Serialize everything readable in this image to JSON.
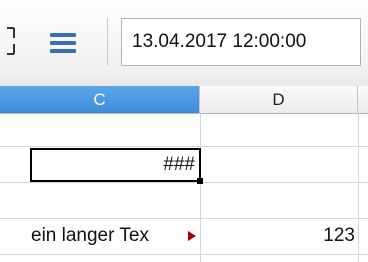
{
  "formula_bar": {
    "content": "13.04.2017 12:00:00"
  },
  "columns": [
    {
      "label": "C",
      "selected": true
    },
    {
      "label": "D",
      "selected": false
    }
  ],
  "cells": {
    "c_active": "###",
    "c_text": "ein langer Tex",
    "d_number": "123"
  },
  "colors": {
    "selected_header": "#4a98e2",
    "overflow_indicator": "#b00000",
    "function_icon": "#3b6fb3"
  },
  "icons": [
    "toolbar-fragment-icon",
    "function-wizard-icon",
    "text-overflow-arrow-icon",
    "fill-handle-icon"
  ]
}
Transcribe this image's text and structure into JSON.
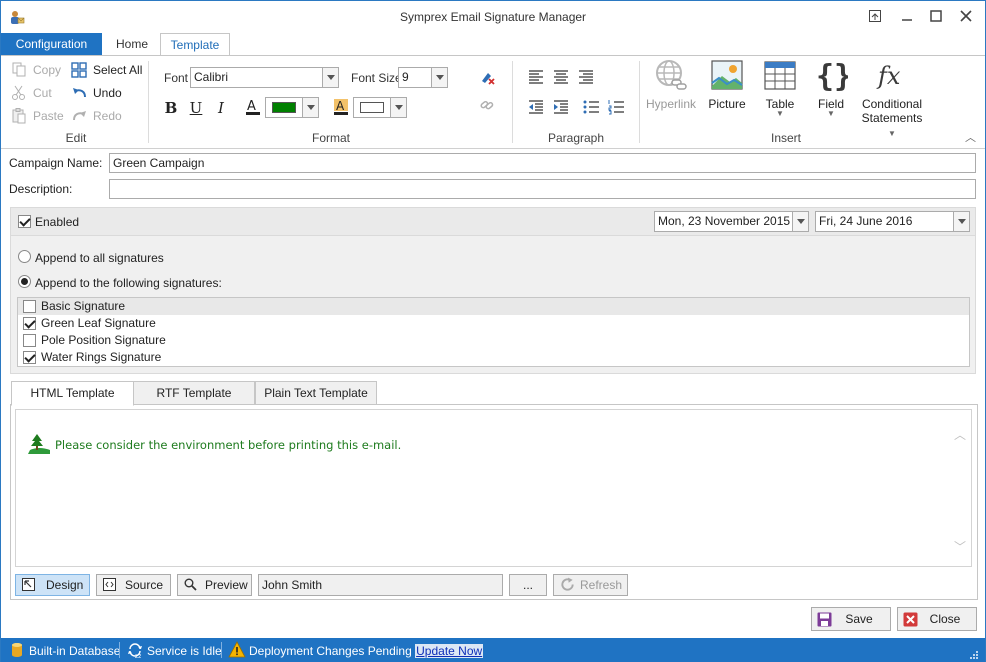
{
  "window": {
    "title": "Symprex Email Signature Manager",
    "buttons": [
      "restore-down",
      "minimize",
      "maximize",
      "close"
    ]
  },
  "ribbon_tabs": {
    "file": "Configuration",
    "home": "Home",
    "template": "Template",
    "active": "Template"
  },
  "ribbon": {
    "edit": {
      "copy": "Copy",
      "cut": "Cut",
      "paste": "Paste",
      "select_all": "Select All",
      "undo": "Undo",
      "redo": "Redo",
      "label": "Edit"
    },
    "format": {
      "font_label": "Font",
      "font_value": "Calibri",
      "font_size_label": "Font Size",
      "font_size_value": "9",
      "bold": "B",
      "underline": "U",
      "italic": "I",
      "font_color": "#008000",
      "highlight_color": "#ffffff",
      "label": "Format"
    },
    "paragraph": {
      "label": "Paragraph"
    },
    "insert": {
      "hyperlink": "Hyperlink",
      "picture": "Picture",
      "table": "Table",
      "field": "Field",
      "conditional_line1": "Conditional",
      "conditional_line2": "Statements",
      "label": "Insert"
    }
  },
  "form": {
    "campaign_name_label": "Campaign Name:",
    "campaign_name_value": "Green Campaign",
    "description_label": "Description:",
    "description_value": ""
  },
  "options": {
    "enabled_label": "Enabled",
    "enabled": true,
    "start_date": "Mon, 23 November 2015",
    "end_date": "Fri, 24 June 2016",
    "append_all_label": "Append to all signatures",
    "append_following_label": "Append to the following signatures:",
    "append_mode": "following",
    "signatures": [
      {
        "name": "Basic Signature",
        "checked": false
      },
      {
        "name": "Green Leaf Signature",
        "checked": true
      },
      {
        "name": "Pole Position Signature",
        "checked": false
      },
      {
        "name": "Water Rings Signature",
        "checked": true
      }
    ]
  },
  "template_tabs": {
    "html": "HTML Template",
    "rtf": "RTF Template",
    "plain": "Plain Text Template",
    "active": "HTML Template"
  },
  "editor": {
    "content": "Please consider the environment before printing this e-mail.",
    "content_color": "#1e7b1e"
  },
  "editor_toolbar": {
    "design": "Design",
    "source": "Source",
    "preview": "Preview",
    "preview_user": "John Smith",
    "browse": "...",
    "refresh": "Refresh"
  },
  "actions": {
    "save": "Save",
    "close": "Close"
  },
  "status": {
    "database": "Built-in Database",
    "service": "Service is Idle",
    "deployment": "Deployment Changes Pending",
    "update_link": "Update Now",
    "accent": "#1f73c3"
  }
}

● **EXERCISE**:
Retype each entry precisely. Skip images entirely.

● **OUTPUT BELOW**:
Serialize everything readable in this image to JSON.
{
  "formula_bar": {
    "content": "13.04.2017 12:00:00"
  },
  "columns": [
    {
      "label": "C",
      "selected": true
    },
    {
      "label": "D",
      "selected": false
    }
  ],
  "cells": {
    "c_active": "###",
    "c_text": "ein langer Tex",
    "d_number": "123"
  },
  "colors": {
    "selected_header": "#4a98e2",
    "overflow_indicator": "#b00000",
    "function_icon": "#3b6fb3"
  },
  "icons": [
    "toolbar-fragment-icon",
    "function-wizard-icon",
    "text-overflow-arrow-icon",
    "fill-handle-icon"
  ]
}
Transcribe this image's text and structure into JSON.
{
  "window": {
    "title": "Symprex Email Signature Manager",
    "buttons": [
      "restore-down",
      "minimize",
      "maximize",
      "close"
    ]
  },
  "ribbon_tabs": {
    "file": "Configuration",
    "home": "Home",
    "template": "Template",
    "active": "Template"
  },
  "ribbon": {
    "edit": {
      "copy": "Copy",
      "cut": "Cut",
      "paste": "Paste",
      "select_all": "Select All",
      "undo": "Undo",
      "redo": "Redo",
      "label": "Edit"
    },
    "format": {
      "font_label": "Font",
      "font_value": "Calibri",
      "font_size_label": "Font Size",
      "font_size_value": "9",
      "bold": "B",
      "underline": "U",
      "italic": "I",
      "font_color": "#008000",
      "highlight_color": "#ffffff",
      "label": "Format"
    },
    "paragraph": {
      "label": "Paragraph"
    },
    "insert": {
      "hyperlink": "Hyperlink",
      "picture": "Picture",
      "table": "Table",
      "field": "Field",
      "conditional_line1": "Conditional",
      "conditional_line2": "Statements",
      "label": "Insert"
    }
  },
  "form": {
    "campaign_name_label": "Campaign Name:",
    "campaign_name_value": "Green Campaign",
    "description_label": "Description:",
    "description_value": ""
  },
  "options": {
    "enabled_label": "Enabled",
    "enabled": true,
    "start_date": "Mon, 23 November 2015",
    "end_date": "Fri, 24 June 2016",
    "append_all_label": "Append to all signatures",
    "append_following_label": "Append to the following signatures:",
    "append_mode": "following",
    "signatures": [
      {
        "name": "Basic Signature",
        "checked": false
      },
      {
        "name": "Green Leaf Signature",
        "checked": true
      },
      {
        "name": "Pole Position Signature",
        "checked": false
      },
      {
        "name": "Water Rings Signature",
        "checked": true
      }
    ]
  },
  "template_tabs": {
    "html": "HTML Template",
    "rtf": "RTF Template",
    "plain": "Plain Text Template",
    "active": "HTML Template"
  },
  "editor": {
    "content": "Please consider the environment before printing this e-mail.",
    "content_color": "#1e7b1e"
  },
  "editor_toolbar": {
    "design": "Design",
    "source": "Source",
    "preview": "Preview",
    "preview_user": "John Smith",
    "browse": "...",
    "refresh": "Refresh"
  },
  "actions": {
    "save": "Save",
    "close": "Close"
  },
  "status": {
    "database": "Built-in Database",
    "service": "Service is Idle",
    "deployment": "Deployment Changes Pending",
    "update_link": "Update Now",
    "accent": "#1f73c3"
  }
}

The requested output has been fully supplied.